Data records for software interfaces

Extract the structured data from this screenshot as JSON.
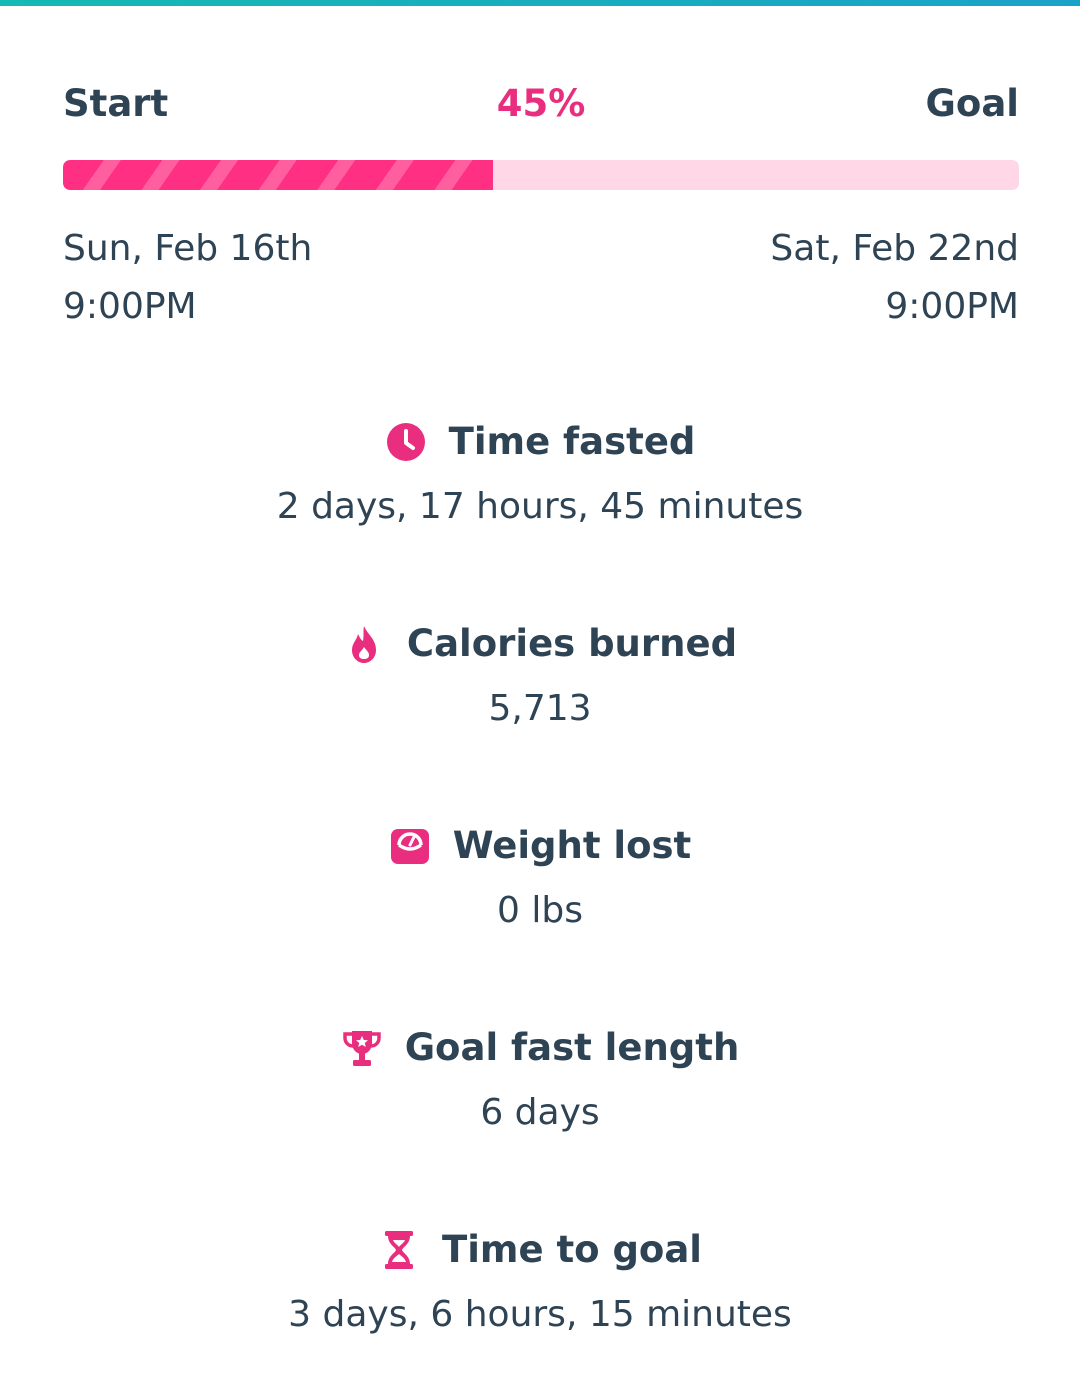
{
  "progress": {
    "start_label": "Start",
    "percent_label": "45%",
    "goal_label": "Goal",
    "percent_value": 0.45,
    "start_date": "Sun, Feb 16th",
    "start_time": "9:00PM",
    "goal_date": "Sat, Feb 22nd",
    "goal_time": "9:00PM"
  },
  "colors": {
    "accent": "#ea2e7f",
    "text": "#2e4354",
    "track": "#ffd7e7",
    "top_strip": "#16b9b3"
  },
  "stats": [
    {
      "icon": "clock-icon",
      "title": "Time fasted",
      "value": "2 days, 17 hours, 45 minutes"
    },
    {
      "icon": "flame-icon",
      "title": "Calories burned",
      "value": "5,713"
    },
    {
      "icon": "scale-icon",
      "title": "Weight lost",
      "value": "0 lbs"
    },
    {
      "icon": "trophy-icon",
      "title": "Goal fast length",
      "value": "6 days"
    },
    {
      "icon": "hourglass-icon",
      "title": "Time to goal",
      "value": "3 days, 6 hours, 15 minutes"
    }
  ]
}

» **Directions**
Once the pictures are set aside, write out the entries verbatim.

» **The completed task**
Extract the structured data from this screenshot as JSON.
{
  "progress": {
    "start_label": "Start",
    "percent_label": "45%",
    "goal_label": "Goal",
    "percent_value": 0.45,
    "start_date": "Sun, Feb 16th",
    "start_time": "9:00PM",
    "goal_date": "Sat, Feb 22nd",
    "goal_time": "9:00PM"
  },
  "colors": {
    "accent": "#ea2e7f",
    "text": "#2e4354",
    "track": "#ffd7e7",
    "top_strip": "#16b9b3"
  },
  "stats": [
    {
      "icon": "clock-icon",
      "title": "Time fasted",
      "value": "2 days, 17 hours, 45 minutes"
    },
    {
      "icon": "flame-icon",
      "title": "Calories burned",
      "value": "5,713"
    },
    {
      "icon": "scale-icon",
      "title": "Weight lost",
      "value": "0 lbs"
    },
    {
      "icon": "trophy-icon",
      "title": "Goal fast length",
      "value": "6 days"
    },
    {
      "icon": "hourglass-icon",
      "title": "Time to goal",
      "value": "3 days, 6 hours, 15 minutes"
    }
  ]
}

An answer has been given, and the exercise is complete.